Internet Slams Family Blaming Man's Wife for Not Managing His Diabetes

Commenters on a popular internet forum slammed a person, who blamed their sister-in-law for their brother's declining health, because she was not helping him manage his diabetes.

The original poster (OP), known only as u/Throwaway7991J, posted about the situation in Reddit's popular r/AmITheA**hole forum where it garnered more than 9,000 upvotes and nearly 3,000 comments, with many criticizing the OP for blaming their sister-in-law after she had a hard time affording her husband's insulin.

In the post titled "AITA for telling my brother's wife she's responsible for his health declining" the OP explained that their brother, 30, was diagnosed with type 1 diabetes at a young age.

With type 1 diabetes, the individual's pancreas is unable to produce enough insulin to maintain a healthy sugar level in the body. Without insulin, blood sugar cannot enter the cells, which can result in a harmful build up in the bloodstream.

Woman blamed for husband's diabetes
An anonymous user was slammed after posting in a popular internet forum that they blamed their sister-in-law for not managing their brother's diabetes. Natalie Karpenko/iStock

While less common than type 2 diabetes, more than 1.6 million Americans have type 1 diabetes, with about 65,000 new individuals diagnosed each year, the nonprofit Juvenile Diabetes Research Foundation estimates.

In order to manage type 1 diabetes, it's important for individuals to check their blood sugar throughout the day with a finger prick and regulate blood-glucose levels by injecting insulin, with either a needle or a pump worn on the leg, arm, or abdomen.

In the United States, insulin prices have tripled in the past decade, leaving many struggling to afford their medications—even with insurance. Currently, a month's worth of insulin can cost individuals anywhere from $334 to $1,000, ABC News reported, citing a Kaiser Family Foundation report from 2020.

In March, the U.S. House of Representatives passed the Affordable Insulin Now Act, which would limit the out-of-pocket costs insured patients would have to pay for the medicine. However, the legislation still faces uncertain prospects in the evenly divided Senate among Democrats and Republicans.

The OP said that they grew up watching their parents manage their brother's condition for him, since he never came to terms with having diabetes. Over the years, the family took it upon themselves to watch and correct his eating habits and insulin intake.

When the family met his now wife, the poster explained that he can be "reckless" and "in denial" about his diabetes and that she needed to help them keep an eye on his health.

"She did her best at first but started caving in to his complaints about not being able to eat this or that or when he complains about his insulin intake and having to pay for it," the post read.

Over the past three months, the OP said their brother's health has declined and that he was in the hospital because of a hyperglycemic episode, which is caused by a lack of insulin, and nearly went into a diabetic coma.

"The reason for this was because he wasn't taking the right dosage of insulin.

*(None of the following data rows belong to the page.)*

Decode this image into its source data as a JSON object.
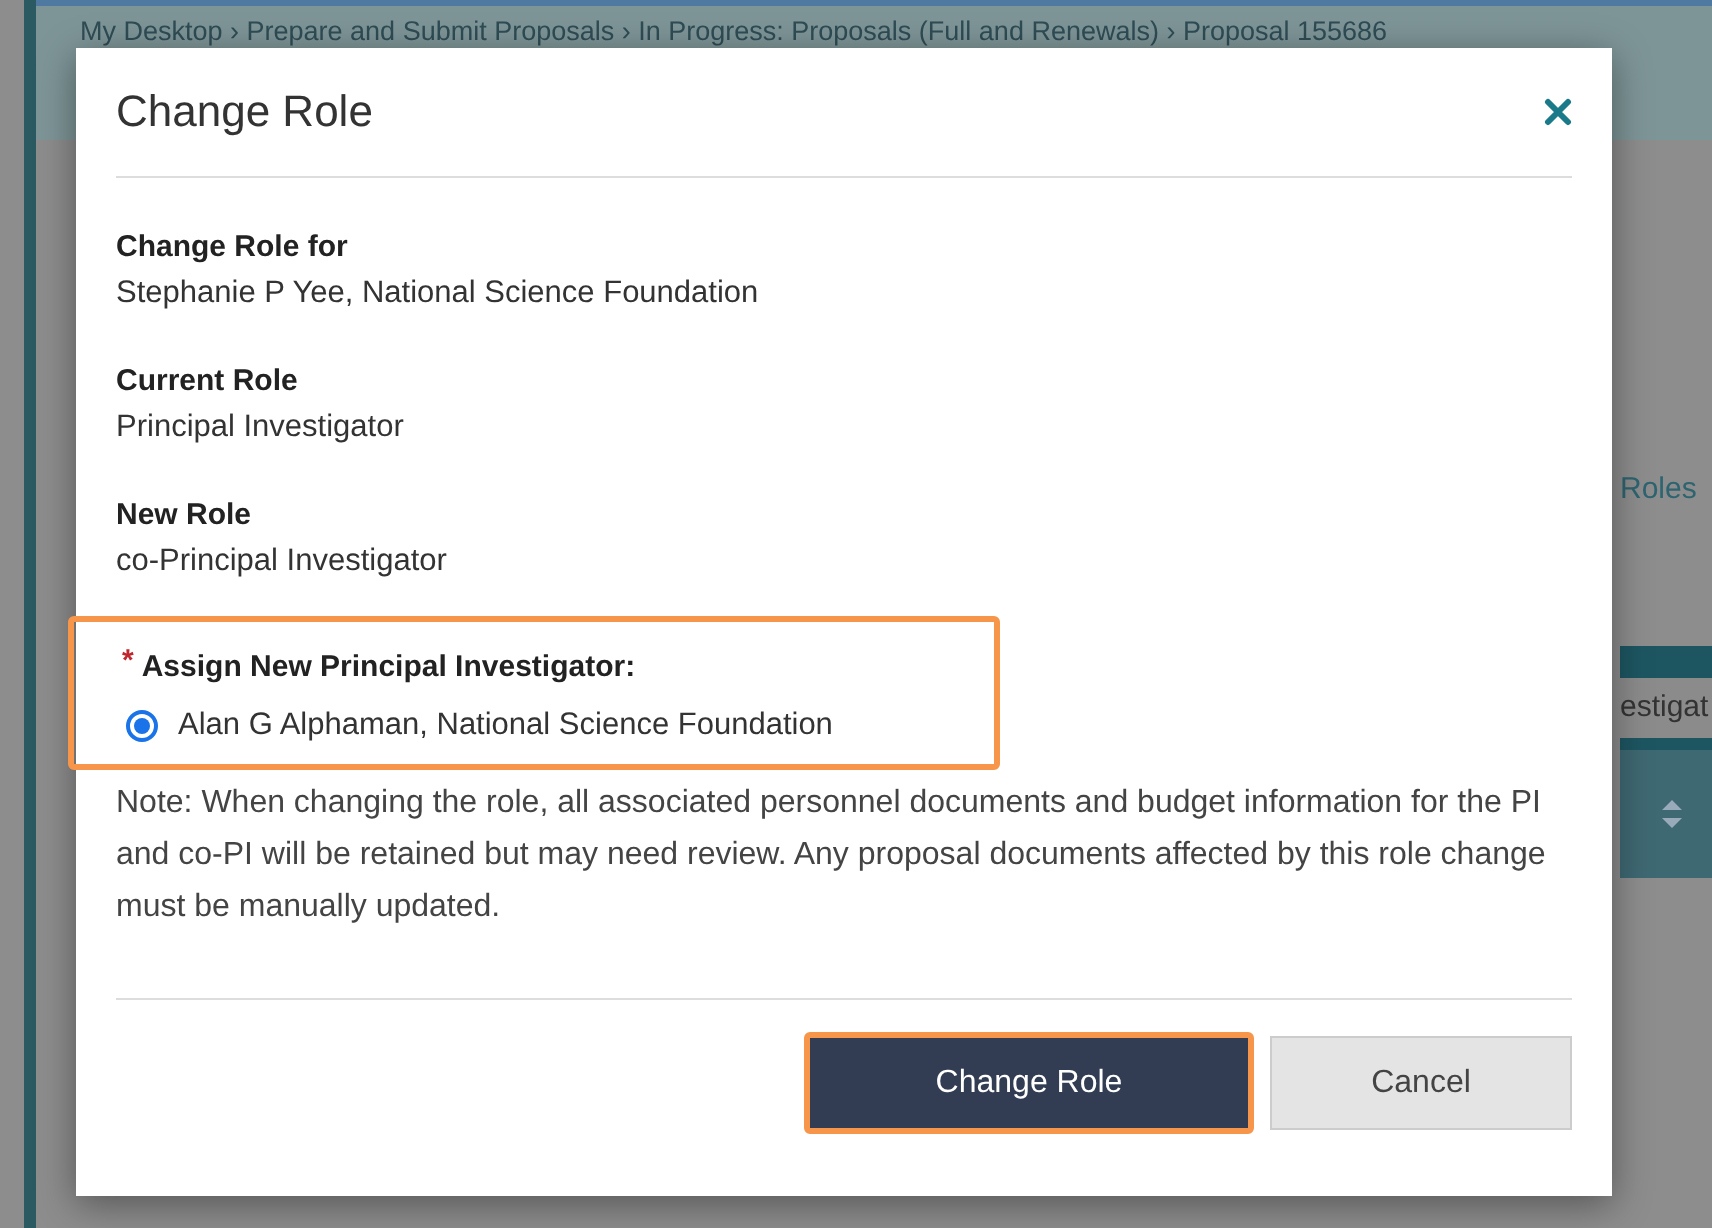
{
  "background": {
    "breadcrumb": "My Desktop › Prepare and Submit Proposals › In Progress: Proposals (Full and Renewals) › Proposal  155686",
    "roles_link": "Roles",
    "table_cell": "estigat"
  },
  "dialog": {
    "title": "Change Role",
    "fields": [
      {
        "label": "Change Role for",
        "value": "Stephanie P Yee, National Science Foundation"
      },
      {
        "label": "Current Role",
        "value": "Principal Investigator"
      },
      {
        "label": "New Role",
        "value": "co-Principal Investigator"
      }
    ],
    "assign": {
      "required_mark": "*",
      "label": "Assign New Principal Investigator:",
      "highlighted": true,
      "options": [
        {
          "label": "Alan G Alphaman, National Science Foundation",
          "selected": true
        }
      ]
    },
    "note": "Note: When changing the role, all associated personnel documents and budget information for the PI and co-PI will be retained but may need review. Any proposal documents affected by this role change must be manually updated.",
    "buttons": [
      {
        "label": "Change Role",
        "kind": "primary",
        "highlighted": true
      },
      {
        "label": "Cancel",
        "kind": "secondary",
        "highlighted": false
      }
    ]
  }
}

I talked to his wife and had an argument with her, she said he deliberately kept stretching out his insulin dosage to be able to save insulin and not have to buy it," the post explained.

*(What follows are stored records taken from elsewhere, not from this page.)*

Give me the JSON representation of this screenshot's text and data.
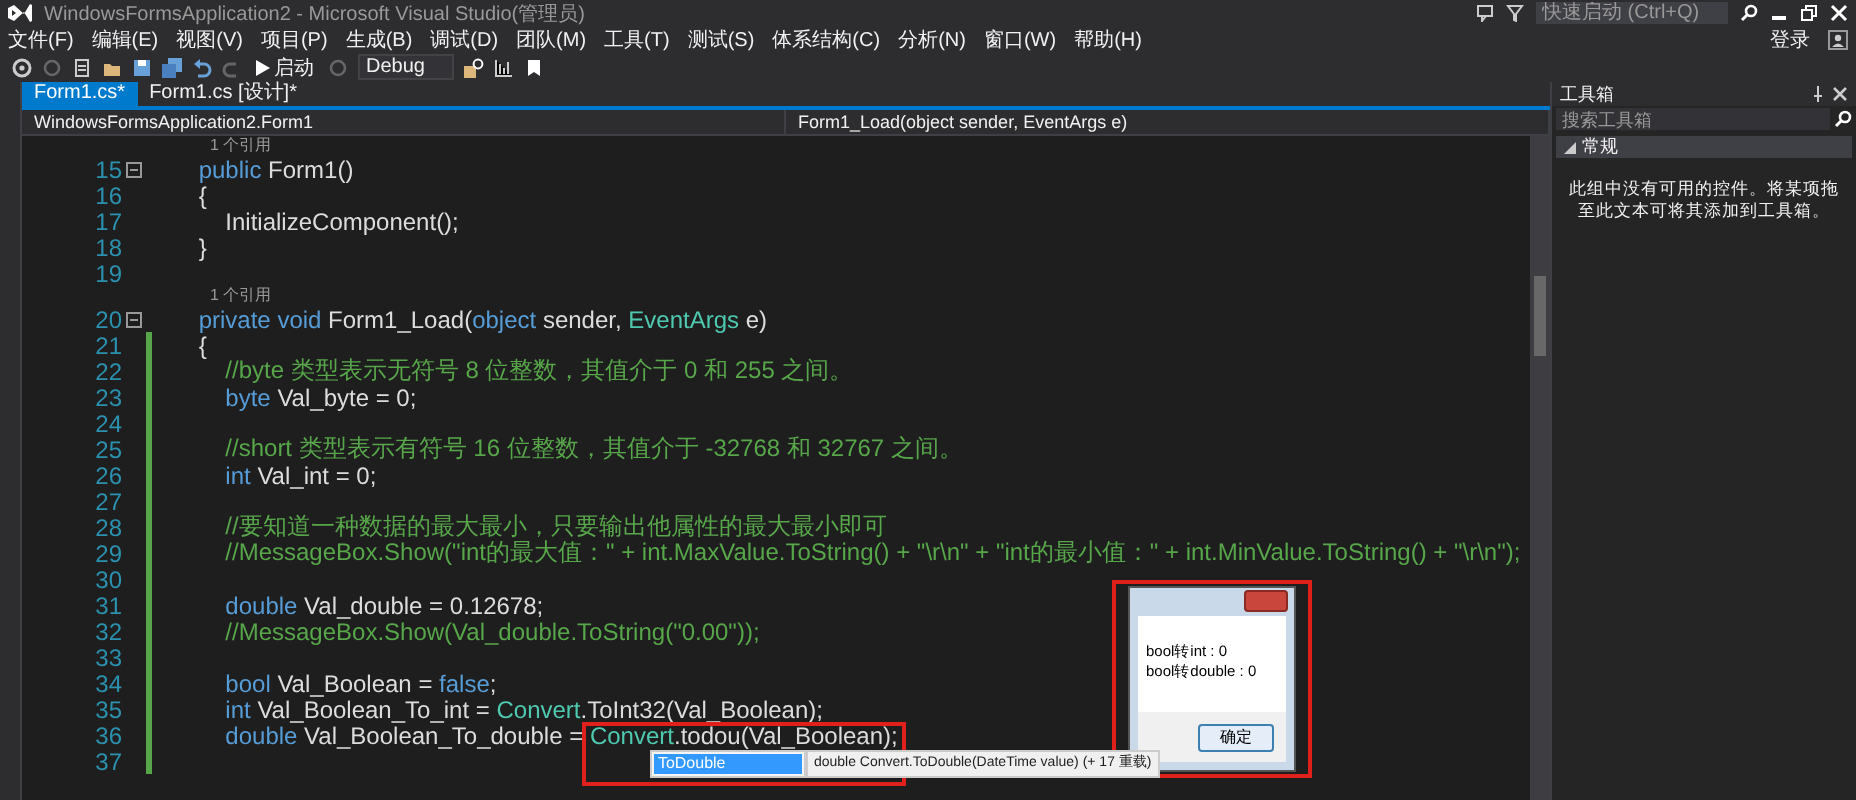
{
  "window": {
    "title": "WindowsFormsApplication2 - Microsoft Visual Studio(管理员)",
    "quick_launch": {
      "placeholder": "快速启动 (Ctrl+Q)"
    },
    "sign_in": "登录"
  },
  "menu": [
    "文件(F)",
    "编辑(E)",
    "视图(V)",
    "项目(P)",
    "生成(B)",
    "调试(D)",
    "团队(M)",
    "工具(T)",
    "测试(S)",
    "体系结构(C)",
    "分析(N)",
    "窗口(W)",
    "帮助(H)"
  ],
  "toolbar": {
    "start_label": "启动",
    "configuration": "Debug"
  },
  "tabs": [
    {
      "label": "Form1.cs*",
      "selected": true
    },
    {
      "label": "Form1.cs [设计]*",
      "selected": false
    }
  ],
  "navigation": {
    "class": "WindowsFormsApplication2.Form1",
    "member": "Form1_Load(object sender, EventArgs e)"
  },
  "code_lines": [
    {
      "kind": "lens",
      "text": "1 个引用"
    },
    {
      "kind": "code",
      "number": "15",
      "foldable": true,
      "changed": false,
      "segments": [
        {
          "kind": "kw",
          "text": "    public"
        },
        {
          "kind": "text",
          "text": " Form1()"
        }
      ]
    },
    {
      "kind": "code",
      "number": "16",
      "foldable": false,
      "changed": false,
      "segments": [
        {
          "kind": "text",
          "text": "    {"
        }
      ]
    },
    {
      "kind": "code",
      "number": "17",
      "foldable": false,
      "changed": false,
      "segments": [
        {
          "kind": "text",
          "text": "        InitializeComponent();"
        }
      ]
    },
    {
      "kind": "code",
      "number": "18",
      "foldable": false,
      "changed": false,
      "segments": [
        {
          "kind": "text",
          "text": "    }"
        }
      ]
    },
    {
      "kind": "code",
      "number": "19",
      "foldable": false,
      "changed": false
    },
    {
      "kind": "lens",
      "text": "1 个引用"
    },
    {
      "kind": "code",
      "number": "20",
      "foldable": true,
      "changed": false,
      "segments": [
        {
          "kind": "kw",
          "text": "    private void"
        },
        {
          "kind": "text",
          "text": " Form1_Load("
        },
        {
          "kind": "kw",
          "text": "object"
        },
        {
          "kind": "text",
          "text": " sender, "
        },
        {
          "kind": "type",
          "text": "EventArgs"
        },
        {
          "kind": "text",
          "text": " e)"
        }
      ]
    },
    {
      "kind": "code",
      "number": "21",
      "foldable": false,
      "changed": true,
      "segments": [
        {
          "kind": "text",
          "text": "    {"
        }
      ]
    },
    {
      "kind": "code",
      "number": "22",
      "foldable": false,
      "changed": true,
      "segments": [
        {
          "kind": "comment",
          "text": "        //byte 类型表示无符号 8 位整数，其值介于 0 和 255 之间。"
        }
      ]
    },
    {
      "kind": "code",
      "number": "23",
      "foldable": false,
      "changed": true,
      "segments": [
        {
          "kind": "kw",
          "text": "        byte"
        },
        {
          "kind": "text",
          "text": " Val_byte = 0;"
        }
      ]
    },
    {
      "kind": "code",
      "number": "24",
      "foldable": false,
      "changed": true
    },
    {
      "kind": "code",
      "number": "25",
      "foldable": false,
      "changed": true,
      "segments": [
        {
          "kind": "comment",
          "text": "        //short 类型表示有符号 16 位整数，其值介于 -32768 和 32767 之间。"
        }
      ]
    },
    {
      "kind": "code",
      "number": "26",
      "foldable": false,
      "changed": true,
      "segments": [
        {
          "kind": "kw",
          "text": "        int"
        },
        {
          "kind": "text",
          "text": " Val_int = 0;"
        }
      ]
    },
    {
      "kind": "code",
      "number": "27",
      "foldable": false,
      "changed": true
    },
    {
      "kind": "code",
      "number": "28",
      "foldable": false,
      "changed": true,
      "segments": [
        {
          "kind": "comment",
          "text": "        //要知道一种数据的最大最小，只要输出他属性的最大最小即可"
        }
      ]
    },
    {
      "kind": "code",
      "number": "29",
      "foldable": false,
      "changed": true,
      "segments": [
        {
          "kind": "comment",
          "text": "        //MessageBox.Show(\"int的最大值：\" + int.MaxValue.ToString() + \"\\r\\n\" + \"int的最小值：\" + int.MinValue.ToString() + \"\\r\\n\");"
        }
      ]
    },
    {
      "kind": "code",
      "number": "30",
      "foldable": false,
      "changed": true
    },
    {
      "kind": "code",
      "number": "31",
      "foldable": false,
      "changed": true,
      "segments": [
        {
          "kind": "kw",
          "text": "        double"
        },
        {
          "kind": "text",
          "text": " Val_double = 0.12678;"
        }
      ]
    },
    {
      "kind": "code",
      "number": "32",
      "foldable": false,
      "changed": true,
      "segments": [
        {
          "kind": "comment",
          "text": "        //MessageBox.Show(Val_double.ToString(\"0.00\"));"
        }
      ]
    },
    {
      "kind": "code",
      "number": "33",
      "foldable": false,
      "changed": true
    },
    {
      "kind": "code",
      "number": "34",
      "foldable": false,
      "changed": true,
      "segments": [
        {
          "kind": "kw",
          "text": "        bool"
        },
        {
          "kind": "text",
          "text": " Val_Boolean = "
        },
        {
          "kind": "kw",
          "text": "false"
        },
        {
          "kind": "text",
          "text": ";"
        }
      ]
    },
    {
      "kind": "code",
      "number": "35",
      "foldable": false,
      "changed": true,
      "segments": [
        {
          "kind": "kw",
          "text": "        int"
        },
        {
          "kind": "text",
          "text": " Val_Boolean_To_int = "
        },
        {
          "kind": "type",
          "text": "Convert"
        },
        {
          "kind": "text",
          "text": ".ToInt32(Val_Boolean);"
        }
      ]
    },
    {
      "kind": "code",
      "number": "36",
      "foldable": false,
      "changed": true,
      "segments": [
        {
          "kind": "kw",
          "text": "        double"
        },
        {
          "kind": "text",
          "text": " Val_Boolean_To_double = "
        }
      ],
      "boxed_segments": [
        {
          "kind": "type",
          "text": "Convert"
        },
        {
          "kind": "text",
          "text": ".todou(Val_Boolean);"
        }
      ],
      "autocomplete": {
        "items": [
          {
            "label": "ToDouble",
            "selected": true
          }
        ],
        "tooltip": "double Convert.ToDouble(DateTime value) (+ 17 重载)"
      }
    },
    {
      "kind": "code",
      "number": "37",
      "foldable": false,
      "changed": true
    }
  ],
  "dialog": {
    "lines": [
      "bool转int : 0",
      "bool转double : 0"
    ],
    "button": "确定"
  },
  "toolbox": {
    "title": "工具箱",
    "search": {
      "placeholder": "搜索工具箱"
    },
    "group": {
      "label": "常规",
      "expanded": true
    },
    "message": "此组中没有可用的控件。将某项拖至此文本可将其添加到工具箱。"
  }
}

The OP replied that their sister-in-law was responsible for keeping an eye on her husband and that while it was unfortunate that insurance is "screwed" she should have stopped him.

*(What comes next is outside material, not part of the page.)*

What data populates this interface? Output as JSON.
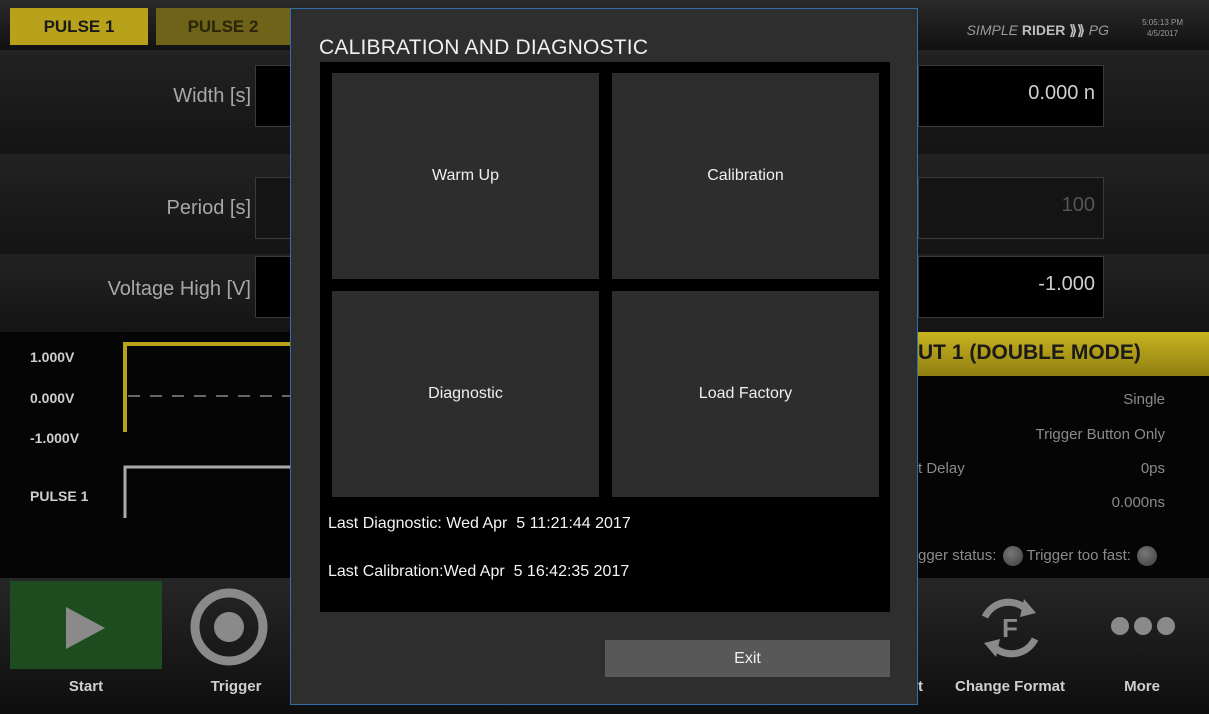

"She said I was being too hard on her but I told her that if he was doing this under the family's watch we wouldn't have allowed it and so she bears part of the blame for him staying in the hospital," the post read. "She started crying and asked for a minute for herself."

After going home from the hospital, the OP's dad called saying that their sister-in-law called him upset. The father told the OP that they shouldn't have said what they said to her.

"He said I have to apologize but I'm unsure wether [sic] I was completely at fault here because I feel there's a bit of neglect on her part," the post concluded.

Nearly 3,000 users commented on the post, with almost all in an agreeance that the OP was in the wrong and that their brother's health is his responsibility and no one else's.

"TLDR [too long; didn't read] of this is your brother is an adult. As such it is his responsibility alone to manage his health. His wife is there as a support, not as a nurse," one user commented, receiving nearly 30,000 upvotes. "Your parents failed him, and now he's failing himself. You taking it out on her is unjustified."

"She's his wife, not his mommy," another user commented. "Stop treating women like your caretakers."

Others mentioned that not only were the OP and their brother at fault, but the unreasonable price of insulin was to blame for the situation.

"OP is definitely TA because it definitely shouldn't be on the wife to manage her husband's condition," one user commented. "Brother is TA for refusing to manage the condition himself and once again the biggest A of all is the American healthcare system because who tf decided that something that people need to survive, and that the creator sold the patent for for only a dollar so people could access it for free, should be so expensive."

"I can't comprehend that people in your country have to pay for insulin and if they can't pay they die. And people fight for that system not to be changed. Like, literally does not compute," another comment read.

Newsweek reached out to u/Throwaway7991J for comment.